The feces samples were triturated before weighing and dissolved with 10 volumes [v (mL)/w (g)] of methanol, followed by ultrasonic extraction for 30 min and centrifugation at 10,000 r/min for 10 min. The supernatant from the feces (200 μL) was extracted with 1 mL of ethyl acetate after the addition of 10 μL of an internal standard (100 μg/mL of 5α-cholestane), 10 μL of methanol and 500 μL of distilled water. To prepare the standard curve of cholesterol and coprostanol, the supernatants from the feces (infinitely diluted with methanol, 200 μL) were extracted with 1 mL of ethyl acetate after the addition of 10 μL of an internal standard and 10 μL of a cholesterol and coprostanol standard working solution (prepared at a serial concentrations of 0.5, 2.5, 5, 25, 50, 125, 250, and 500 μg/mL by dissolving in methanol), respectively.
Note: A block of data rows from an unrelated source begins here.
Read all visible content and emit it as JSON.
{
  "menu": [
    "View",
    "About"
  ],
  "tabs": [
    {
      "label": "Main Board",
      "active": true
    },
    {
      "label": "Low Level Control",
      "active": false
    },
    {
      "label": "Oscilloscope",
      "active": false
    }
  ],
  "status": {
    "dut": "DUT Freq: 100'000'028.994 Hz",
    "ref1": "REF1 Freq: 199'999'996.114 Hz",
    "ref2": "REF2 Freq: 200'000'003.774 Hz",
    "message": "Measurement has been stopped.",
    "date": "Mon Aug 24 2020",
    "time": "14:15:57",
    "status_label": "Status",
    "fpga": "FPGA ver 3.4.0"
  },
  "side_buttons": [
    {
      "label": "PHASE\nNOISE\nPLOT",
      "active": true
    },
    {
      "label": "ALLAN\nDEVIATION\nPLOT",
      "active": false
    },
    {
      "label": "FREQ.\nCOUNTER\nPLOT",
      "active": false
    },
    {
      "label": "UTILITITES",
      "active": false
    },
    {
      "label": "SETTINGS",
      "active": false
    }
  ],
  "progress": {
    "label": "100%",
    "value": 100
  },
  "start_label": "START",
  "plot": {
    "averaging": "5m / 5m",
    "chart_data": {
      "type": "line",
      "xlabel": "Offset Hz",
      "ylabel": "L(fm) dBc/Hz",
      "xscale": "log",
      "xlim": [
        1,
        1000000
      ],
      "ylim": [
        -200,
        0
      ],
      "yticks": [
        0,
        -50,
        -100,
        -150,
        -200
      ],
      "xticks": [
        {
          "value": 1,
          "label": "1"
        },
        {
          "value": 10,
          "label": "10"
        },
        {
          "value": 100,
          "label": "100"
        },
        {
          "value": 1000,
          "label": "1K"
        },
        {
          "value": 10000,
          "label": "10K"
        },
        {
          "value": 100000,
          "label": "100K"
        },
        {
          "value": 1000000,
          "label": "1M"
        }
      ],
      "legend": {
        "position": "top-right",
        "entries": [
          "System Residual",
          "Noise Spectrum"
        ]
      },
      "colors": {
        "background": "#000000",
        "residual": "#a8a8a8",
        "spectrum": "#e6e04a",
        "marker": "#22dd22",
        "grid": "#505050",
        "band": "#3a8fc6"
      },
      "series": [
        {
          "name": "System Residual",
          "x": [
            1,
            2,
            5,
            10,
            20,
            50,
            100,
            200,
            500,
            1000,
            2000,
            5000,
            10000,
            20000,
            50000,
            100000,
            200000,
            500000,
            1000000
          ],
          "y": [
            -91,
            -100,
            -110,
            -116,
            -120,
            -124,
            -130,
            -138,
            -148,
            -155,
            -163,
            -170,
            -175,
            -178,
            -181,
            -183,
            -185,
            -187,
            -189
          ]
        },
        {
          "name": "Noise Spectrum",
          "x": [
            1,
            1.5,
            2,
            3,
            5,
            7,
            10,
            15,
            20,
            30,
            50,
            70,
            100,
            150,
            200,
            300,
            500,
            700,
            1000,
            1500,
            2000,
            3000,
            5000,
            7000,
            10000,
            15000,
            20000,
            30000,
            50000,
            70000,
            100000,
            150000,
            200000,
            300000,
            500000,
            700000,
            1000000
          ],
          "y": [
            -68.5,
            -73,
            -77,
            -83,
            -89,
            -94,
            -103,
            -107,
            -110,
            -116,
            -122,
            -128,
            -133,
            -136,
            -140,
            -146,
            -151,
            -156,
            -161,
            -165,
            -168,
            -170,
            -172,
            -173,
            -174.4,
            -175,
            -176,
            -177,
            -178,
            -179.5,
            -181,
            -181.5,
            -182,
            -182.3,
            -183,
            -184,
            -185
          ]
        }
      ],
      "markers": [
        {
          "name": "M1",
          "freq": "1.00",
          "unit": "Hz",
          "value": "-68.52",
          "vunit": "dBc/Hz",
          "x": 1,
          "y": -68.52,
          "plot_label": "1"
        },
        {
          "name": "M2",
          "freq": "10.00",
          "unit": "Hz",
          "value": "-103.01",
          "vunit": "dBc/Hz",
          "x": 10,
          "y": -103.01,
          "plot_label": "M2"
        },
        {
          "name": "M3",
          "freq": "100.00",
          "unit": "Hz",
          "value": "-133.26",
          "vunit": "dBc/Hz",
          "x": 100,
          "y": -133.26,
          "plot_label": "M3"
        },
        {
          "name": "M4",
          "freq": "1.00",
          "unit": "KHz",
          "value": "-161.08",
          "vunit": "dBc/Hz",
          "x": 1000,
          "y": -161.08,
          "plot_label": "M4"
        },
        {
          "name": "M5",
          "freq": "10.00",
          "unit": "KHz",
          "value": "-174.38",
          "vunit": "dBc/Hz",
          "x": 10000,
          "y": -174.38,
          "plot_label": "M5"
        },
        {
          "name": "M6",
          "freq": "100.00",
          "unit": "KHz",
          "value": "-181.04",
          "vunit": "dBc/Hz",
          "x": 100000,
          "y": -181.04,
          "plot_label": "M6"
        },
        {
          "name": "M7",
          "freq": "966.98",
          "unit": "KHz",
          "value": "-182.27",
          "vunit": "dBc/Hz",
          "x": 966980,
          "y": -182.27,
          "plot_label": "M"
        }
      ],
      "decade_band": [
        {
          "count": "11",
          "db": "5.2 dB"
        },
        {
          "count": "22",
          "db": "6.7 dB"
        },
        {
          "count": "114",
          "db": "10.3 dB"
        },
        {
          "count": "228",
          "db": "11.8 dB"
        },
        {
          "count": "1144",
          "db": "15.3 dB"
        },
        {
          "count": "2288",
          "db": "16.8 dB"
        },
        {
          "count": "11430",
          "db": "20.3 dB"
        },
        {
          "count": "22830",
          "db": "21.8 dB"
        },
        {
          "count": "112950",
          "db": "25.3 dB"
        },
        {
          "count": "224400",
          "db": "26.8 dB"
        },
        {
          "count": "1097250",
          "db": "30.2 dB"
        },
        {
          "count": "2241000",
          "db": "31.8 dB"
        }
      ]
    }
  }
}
The samples were mixed using a vortex mixer for 20 min and centrifuged at 5,000×g for 5 min. The supernatant was dried under N2 flow at 40 °C, and the residue was reconstituted with 200 μL of n-hexane and filtered through a 0.22-μm micropore membrane. An aliquot of 1 μL was injected into the GC–MS system.
A GC–MS method was used to determine the cholesterol (as well as coprostanol) levels in bile, liver and feces. A capillary column (AT-1701, 30 m × 0.25 mm, and 0.25 μm phase thickness) was used, and high purity helium was used as a carrier gas at a constant flow rate of 1 mL/min. The temperature program started at 60 °C, was increased to 270 °C after 2 min at a rate of 20 °C/min, and was maintained at that temperature for 12.5 min. The sample was injected in a split-less mode. The injector temperature and transfer linear temperatures were set to 260 and 265 °C, respectively. The mass spectrometer was operated in the electron impact ionization mode with 70 eV, and the ion source temperature was set to 230 °C.
TBA in bile, liver and feces
The concentration of TBA in bile, liver and feces was determined at the end of the treatment using enzymatic kits.
The statistical analysis was performed using Graph Pad Prism 5 software (Graph Pad Software, San Diego, CA, USA). The data were analyzed by one-way analysis of variance (ANOVA) followed by Dunnett’s post hoc test or two-way ANOVA plus Bonferroni’s post-test, as appropriate. The results are presented as the mean ± standard deviation (S.D.). P-values equivalent to a significance level of 0.05 were considered statistically significant.